Foreign Employer’s Liability

This coverage protects the company against negligence claims should an employee suffer injury, accident, sickness or death as a result of their work overseas. It is often a minimum requirement for doing business in other countries. Certain countries only require a small amount of employer’s liability coverage, but if an expatriate made a claim in their own country then the compulsory coverage limits may not be enough.

Foreign Business Auto Liability

Many overseas employees are required to drive their own vehicles, rent vehicles from a third party, or drive non-company vehicles to conduct their job duties. In many cases, the coverage purchased to satisfy local country requirements can be inadequate in response to potential liability. Much like workers’ compensation, automobile liability is required in most other countries, but the local limits are far below US standards. Because of this large gap, it is important to have foreign business auto liability coverage which sits over the local scheme (DIC/DIL) to ensure adequate coverage in case of a claim.

Business Travel Accident

This is a specialized type of coverage that addresses accidental death and dismemberment in the event an employee sustains an accident while traveling overseas. Companies that do not have established international operations but regularly send employees overseas can benefit from business travel accident (BTA) coverage. It covers a variety of contingencies including medical costs, emergency evacuation, and security services. Some carriers will even extend this coverage for foreign employees traveling to the United States. It is important to communicate all dynamics of your company’s business travel to avoid gaps in coverage.

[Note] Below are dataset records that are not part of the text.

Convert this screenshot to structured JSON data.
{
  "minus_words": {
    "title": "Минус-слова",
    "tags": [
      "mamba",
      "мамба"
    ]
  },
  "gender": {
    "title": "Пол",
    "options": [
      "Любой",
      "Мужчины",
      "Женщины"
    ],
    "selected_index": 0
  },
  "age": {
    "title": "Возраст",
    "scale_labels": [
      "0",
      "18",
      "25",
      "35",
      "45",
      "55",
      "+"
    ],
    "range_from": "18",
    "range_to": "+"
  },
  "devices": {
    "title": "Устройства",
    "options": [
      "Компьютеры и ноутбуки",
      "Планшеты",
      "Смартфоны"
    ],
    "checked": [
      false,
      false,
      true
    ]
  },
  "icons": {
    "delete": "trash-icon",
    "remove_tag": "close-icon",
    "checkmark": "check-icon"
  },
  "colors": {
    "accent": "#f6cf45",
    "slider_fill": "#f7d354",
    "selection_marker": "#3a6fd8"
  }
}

Kidnap, Ransom and Extortion

Many multinational companies purchase this insurance to protect their employees working in particularly dangerous countries. However, this insurance is becoming increasingly important in responding to new risks such as threats made by bad actors to harm employees or disclose confidential corporate information. Coverage can also apply to “24 hour” kidnappings whereby the kidnappers seek to hold an employee for a limited time to score a quick payout from that employee’s personal account. Typically, these policies are written on a global basis so no locally admitted coverage is required (like with general liability, employer’s liability and auto liability), but it is important to review the form carefully with your agent/broker to ensure against territorial exclusions that can eliminate coverage in certain countries.


As stated above, foreign package policies are most often written with a “bundle” approach meaning that one size does not fit all. Coverage terms, conditions and exclusions can vary from one insurer to another. As such, please reach out to your Sequoia Risk Advisor, or connect with them directly in HRX, to discuss your specific foreign exposures and learn how a foreign package policy can be an important addition to your risk management program.

Disclaimer: This content is intended for informational purposes only and should not be construed as legal, medical or tax advice. It provides general information and is not intended to encompass all compliance and legal obligations that may be applicable. This information and any questions as to your specific circumstances should be reviewed with your respective legal counsel and/or tax advisor as we do not provide legal or tax advice. Please note that this information may be subject to change based on legislative changes. © 2020 Sequoia Benefits & Insurance Services, LLC. All Rights Reserved

Mary Beth Downs – Mary Beth Downs is a Senior Risk Advisor for Sequoia, providing property and casualty consulting services to our clients helping them protect assets, scale in the marketplace, and manage risk. As a Bay Area resident for the past 27 years, she enjoys volunteering in her local community and traveling within the state as much as possible.